<<<<
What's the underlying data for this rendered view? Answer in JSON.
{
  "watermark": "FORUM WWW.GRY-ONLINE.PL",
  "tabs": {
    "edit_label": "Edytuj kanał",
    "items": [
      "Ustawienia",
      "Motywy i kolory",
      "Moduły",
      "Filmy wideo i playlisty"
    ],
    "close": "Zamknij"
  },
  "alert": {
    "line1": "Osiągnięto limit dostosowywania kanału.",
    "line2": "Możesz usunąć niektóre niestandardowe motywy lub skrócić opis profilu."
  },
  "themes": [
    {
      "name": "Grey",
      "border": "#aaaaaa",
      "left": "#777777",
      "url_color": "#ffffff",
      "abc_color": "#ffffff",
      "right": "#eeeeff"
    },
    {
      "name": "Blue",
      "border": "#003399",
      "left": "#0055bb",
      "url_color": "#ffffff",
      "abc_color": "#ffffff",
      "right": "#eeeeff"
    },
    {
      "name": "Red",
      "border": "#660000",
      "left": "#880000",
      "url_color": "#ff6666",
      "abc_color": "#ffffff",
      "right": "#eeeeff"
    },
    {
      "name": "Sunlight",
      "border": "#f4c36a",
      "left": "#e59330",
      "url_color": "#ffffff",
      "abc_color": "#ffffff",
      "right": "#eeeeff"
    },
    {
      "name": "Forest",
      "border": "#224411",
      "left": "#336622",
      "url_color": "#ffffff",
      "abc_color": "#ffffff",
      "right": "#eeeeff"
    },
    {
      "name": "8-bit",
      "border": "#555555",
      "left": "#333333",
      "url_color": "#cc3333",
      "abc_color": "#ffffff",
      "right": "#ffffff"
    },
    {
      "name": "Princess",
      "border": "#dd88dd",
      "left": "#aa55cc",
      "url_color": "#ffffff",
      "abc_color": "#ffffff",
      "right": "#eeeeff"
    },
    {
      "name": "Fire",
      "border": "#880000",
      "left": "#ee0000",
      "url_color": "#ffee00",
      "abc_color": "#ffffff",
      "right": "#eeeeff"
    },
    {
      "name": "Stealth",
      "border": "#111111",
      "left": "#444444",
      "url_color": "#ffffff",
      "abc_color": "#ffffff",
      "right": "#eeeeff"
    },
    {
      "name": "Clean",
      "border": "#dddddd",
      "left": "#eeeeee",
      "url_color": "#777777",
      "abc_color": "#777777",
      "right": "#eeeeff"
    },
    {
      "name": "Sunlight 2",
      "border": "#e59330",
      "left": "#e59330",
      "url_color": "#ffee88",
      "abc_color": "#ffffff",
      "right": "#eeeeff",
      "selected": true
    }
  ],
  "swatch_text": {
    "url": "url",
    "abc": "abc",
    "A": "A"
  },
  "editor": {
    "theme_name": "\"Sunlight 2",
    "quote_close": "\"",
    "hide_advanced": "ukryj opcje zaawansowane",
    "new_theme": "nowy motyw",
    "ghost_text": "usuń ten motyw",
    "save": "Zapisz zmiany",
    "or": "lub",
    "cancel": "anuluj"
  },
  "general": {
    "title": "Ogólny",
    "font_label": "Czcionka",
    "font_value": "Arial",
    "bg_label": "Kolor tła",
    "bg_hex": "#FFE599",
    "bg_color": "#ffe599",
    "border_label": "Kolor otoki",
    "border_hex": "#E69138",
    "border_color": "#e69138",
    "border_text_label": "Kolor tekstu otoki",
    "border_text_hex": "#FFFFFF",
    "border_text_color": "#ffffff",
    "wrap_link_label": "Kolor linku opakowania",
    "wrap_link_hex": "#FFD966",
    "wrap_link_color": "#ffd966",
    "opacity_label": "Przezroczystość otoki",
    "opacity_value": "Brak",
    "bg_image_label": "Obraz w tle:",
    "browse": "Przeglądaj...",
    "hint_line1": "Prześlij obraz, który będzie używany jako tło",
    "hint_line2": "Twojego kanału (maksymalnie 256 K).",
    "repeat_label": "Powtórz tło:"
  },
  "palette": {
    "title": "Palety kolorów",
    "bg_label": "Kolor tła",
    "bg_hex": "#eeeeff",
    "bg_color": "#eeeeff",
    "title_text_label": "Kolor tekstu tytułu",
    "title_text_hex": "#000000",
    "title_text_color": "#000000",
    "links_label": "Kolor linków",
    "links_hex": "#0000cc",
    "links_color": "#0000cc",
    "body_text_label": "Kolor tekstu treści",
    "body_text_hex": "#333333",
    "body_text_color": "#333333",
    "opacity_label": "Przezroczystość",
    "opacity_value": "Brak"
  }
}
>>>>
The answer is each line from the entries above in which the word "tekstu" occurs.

    "border_text_label": "Kolor tekstu otoki",
    "title_text_label": "Kolor tekstu tytułu",
    "body_text_label": "Kolor tekstu treści",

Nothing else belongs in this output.